This antique carte de visite album was given to my parents by my father's family. It measures 4" wide x 5 1/2" long x 1 1/2" thick. The edges are a shiney gold and it has a metal clasp to secure it. The front of it is slightly stained along the top edge of the front cover and the embossing is slightly damaged. It looks like moisture damage. However, there is no evidence of damage to the inside. The photographs on the inside arein very good condition.
As I mentioned before, there are 19 tintype photographs and 9 carte de visite card-stock photographs. Unfortunately not a single name was included. Possible families are GATES, HULL, ROOT, MILLER OR BEEGHLY.
Yes, this is my Album.

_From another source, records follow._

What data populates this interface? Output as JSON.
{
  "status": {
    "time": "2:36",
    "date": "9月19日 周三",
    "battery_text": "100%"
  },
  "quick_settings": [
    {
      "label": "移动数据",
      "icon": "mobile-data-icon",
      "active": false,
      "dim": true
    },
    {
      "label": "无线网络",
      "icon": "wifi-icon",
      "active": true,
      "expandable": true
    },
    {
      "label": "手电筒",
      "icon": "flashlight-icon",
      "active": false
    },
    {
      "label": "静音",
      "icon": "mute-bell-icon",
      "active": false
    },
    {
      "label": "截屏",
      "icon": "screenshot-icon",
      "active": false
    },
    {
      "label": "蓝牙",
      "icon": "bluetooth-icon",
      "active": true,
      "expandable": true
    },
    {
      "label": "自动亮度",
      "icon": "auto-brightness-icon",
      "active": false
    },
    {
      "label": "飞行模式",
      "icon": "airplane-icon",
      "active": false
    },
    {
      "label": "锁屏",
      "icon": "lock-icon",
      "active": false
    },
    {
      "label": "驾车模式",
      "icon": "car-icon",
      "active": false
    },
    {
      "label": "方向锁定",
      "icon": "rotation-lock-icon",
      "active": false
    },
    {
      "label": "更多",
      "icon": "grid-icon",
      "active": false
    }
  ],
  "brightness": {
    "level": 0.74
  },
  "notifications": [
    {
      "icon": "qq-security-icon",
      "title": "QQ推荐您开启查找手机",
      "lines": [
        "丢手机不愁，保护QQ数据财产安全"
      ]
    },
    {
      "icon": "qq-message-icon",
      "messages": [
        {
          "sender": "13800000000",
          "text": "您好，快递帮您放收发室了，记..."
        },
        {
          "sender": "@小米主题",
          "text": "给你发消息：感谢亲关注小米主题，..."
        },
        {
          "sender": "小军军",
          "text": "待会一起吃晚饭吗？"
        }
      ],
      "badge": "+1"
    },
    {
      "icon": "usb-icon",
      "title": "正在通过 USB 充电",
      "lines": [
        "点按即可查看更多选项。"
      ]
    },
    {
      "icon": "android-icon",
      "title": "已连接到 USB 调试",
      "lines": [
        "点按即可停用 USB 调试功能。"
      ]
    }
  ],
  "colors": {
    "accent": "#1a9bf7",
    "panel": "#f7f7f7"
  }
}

But learn ere you look,
That all are expected
To add to my Book.
You are welcome to quiz it
The Penalty is,
That you add your own Portrait
For others to quiz.
As this poem reveals, family and friends were expected to join in and exchange their carte de visite photographs. This hobby was so popular at the time, it was know as "carte mania."
The first process for photography was invented in Germany in 1839 and is credited to Louis Jacques Mande Daguerre. The process bears his name daguerreotype. This process used glass plates.
About fifteen years later the next advancement in the process was made in France in 1853. It was patented in the United States in 1856. First called melainotype, and then ferrotype, in the United Kingdom, and finally became commonly known as the tintype. There were special multi-lens cameras manufactured to product the tintype. Portrait photography became very popular during the Civil War.
Later a process was invented in France for producing the photographs on cardstock. The paper/cardstock photographs evolved into the carte de visite photographs. The backside of the first photographs were blank. However, it didn't take long for the photographers to realize the backside was the perfect place for their logo. The earliest were stamped simply with the name of the portrait photographer. Then the backside became a work of art in itself, with some beautiful designs.
J. M. WINN
No. 28 Union Block
A collection of antique multi-lens cameras and tintypes can be found at Marcel Safier of Australia Use the links on his site to see all that he has available in his collection. An educational and interesting site. Worth a visit.